Yes. Your code sample demonstrates loading a file which contains executable code (libc.so.6) into your own program and calling portions of that code from your program. That is essentially dynamic linking.
However, note that neither the LGPLv2 (libgcrypt's license) nor the GPLv2 + linking exception (libgit's license) technically depend on a specific type of linking from a technical standpoint. The licenses try to use phrases like "combination," "derivative" or "containing portions of the Library," probably to avoid singling out a specific method of linking.
Can I use libgcrypt (LGPL v2 licensed) with PHP using FFI?
If you call functions from an LGPL-licensed library from your own program using the PHP FFI mechanism, then the LGPL v2 seems to be of the opinion that your work then becomes a 'derivative' of the LGPL-licensed library:
... linking a "work that uses the Library" with the Library creates an
executable that is a derivative of the Library (because it contains
portions of the Library), rather than a "work that uses the library".
The executable is therefore covered by this License. Section 6 states
terms for distribution of such executables.
(LGPL v2 Section 5)
In this case the "executable" is your program (your .php file). Fortunately Section 6 is fairly permissive in how you can distribute it together with the LGPL library:
As an exception to the Sections above, you may also combine or link a

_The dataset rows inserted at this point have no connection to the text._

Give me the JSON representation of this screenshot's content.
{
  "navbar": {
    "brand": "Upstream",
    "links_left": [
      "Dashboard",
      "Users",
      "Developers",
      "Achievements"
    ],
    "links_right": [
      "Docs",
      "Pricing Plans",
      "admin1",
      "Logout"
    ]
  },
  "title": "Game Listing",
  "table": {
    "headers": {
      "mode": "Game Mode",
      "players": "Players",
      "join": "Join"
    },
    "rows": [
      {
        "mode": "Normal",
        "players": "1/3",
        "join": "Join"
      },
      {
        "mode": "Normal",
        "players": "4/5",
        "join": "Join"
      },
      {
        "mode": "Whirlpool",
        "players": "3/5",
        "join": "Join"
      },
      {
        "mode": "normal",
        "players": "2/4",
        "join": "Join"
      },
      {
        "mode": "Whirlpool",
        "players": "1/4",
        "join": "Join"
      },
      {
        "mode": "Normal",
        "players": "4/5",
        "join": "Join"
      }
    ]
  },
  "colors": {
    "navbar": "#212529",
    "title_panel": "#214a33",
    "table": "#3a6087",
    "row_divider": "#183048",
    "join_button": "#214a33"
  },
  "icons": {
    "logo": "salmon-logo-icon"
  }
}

"work that uses the Library" with the Library to produce a work
containing portions of the Library, and distribute that work under
terms of your choice, provided that the terms permit modification of

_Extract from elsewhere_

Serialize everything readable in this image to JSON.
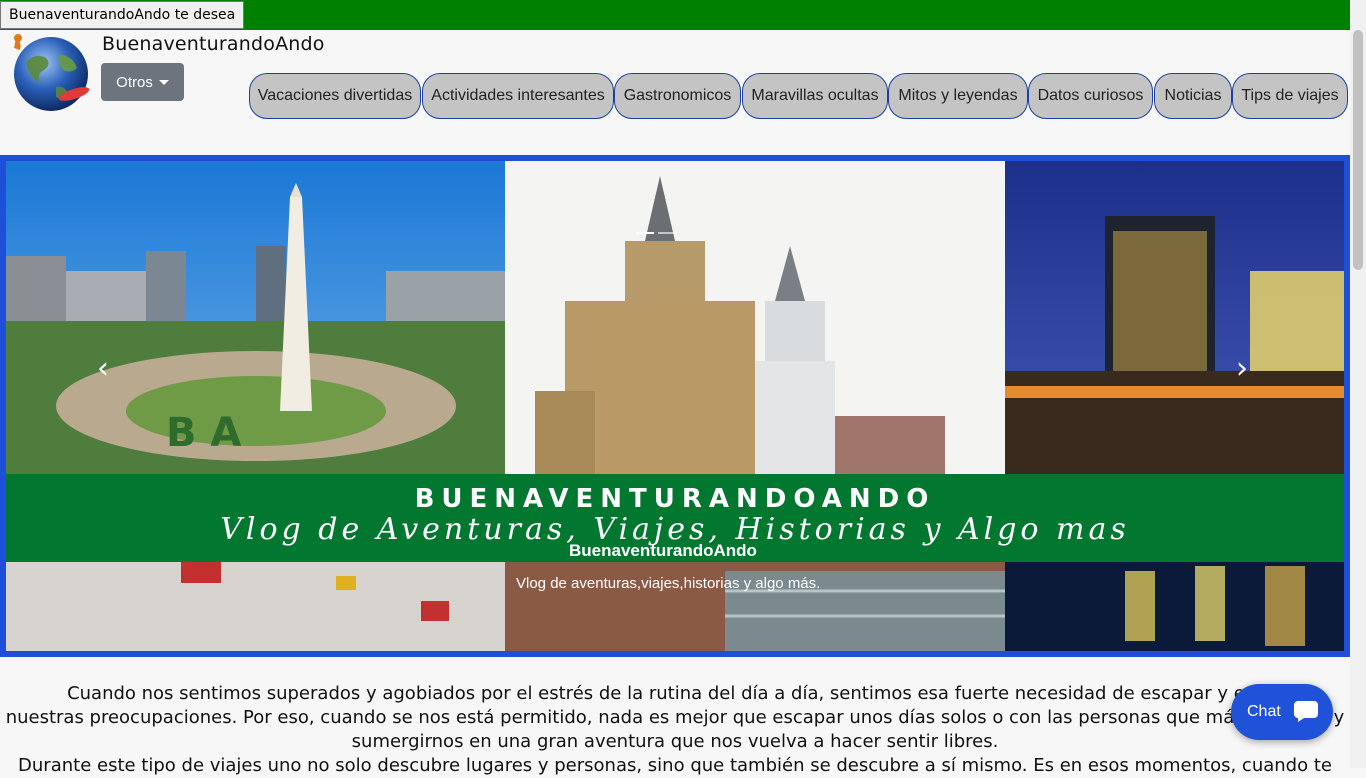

the work for the customer's own use and reverse engineering for
debugging such modifications.
(LGPL v2 Section 6)
So basically what that says is that if you use an LGPL library, then the license terms of your own program are basically unaffected. For example, you aren't required to provide source code for your program, but it also says that you aren't allowed to prohibit your customer from modifying or reverse engineering his own copy of your program (proprietary software licenses often have such prohibitions.)
Can I use libgit (GPL v2 licensed + linking exception) with PHP using FFI?
As for the GPL v2 (before we consider the linking exception), that license also considers linking as producing a sort of derivative:
[The GPL v2 Section 2 requirements] apply to the modified work as a
whole. If identifiable sections of that work are not derived from the
Program, and can be reasonably considered independent and separate
works in themselves, then this License, and its terms, do not apply to
those sections when you distribute them as separate works. But when
you distribute the same sections as part of a whole which is a work based on the Program, the distribution of the whole must be on the
terms of this License, ...
(GPL v2 Section 2)
On the one hand, you could read that and "reasonably consider" that your program is separate from the library, but on the other hand, the same paragraph also asserts "when you distribute the same sections as part of a whole ... the distribution of the whole must be on the terms of this License."
This might appear to mean that linking with a GPL library means that you also have to release your program as GPL as well. But the linking exception in this case seems to explicitly give you permission to link to such a library, probably without requiring that you make your own program GPL'ed as well. It says the following:
In addition to the permissions in the GNU General Public License,
the authors give you unlimited permission to link the compiled
version of this library into combinations with other programs, and to
distribute those combinations without any restriction coming from the
use of this file.
(GPL v2 + Linking Exception)
So basically what that says is that you can use and distribute your .php file + libgit.so combination "without any restriction." Personally I think the LGPL language of "under terms of your choice" is clearer, but basically the intention seems to be about the same -- you are allowed to use the library + your program combination without it affecting (or precisely 'restricting') your program from a licensing standpoint.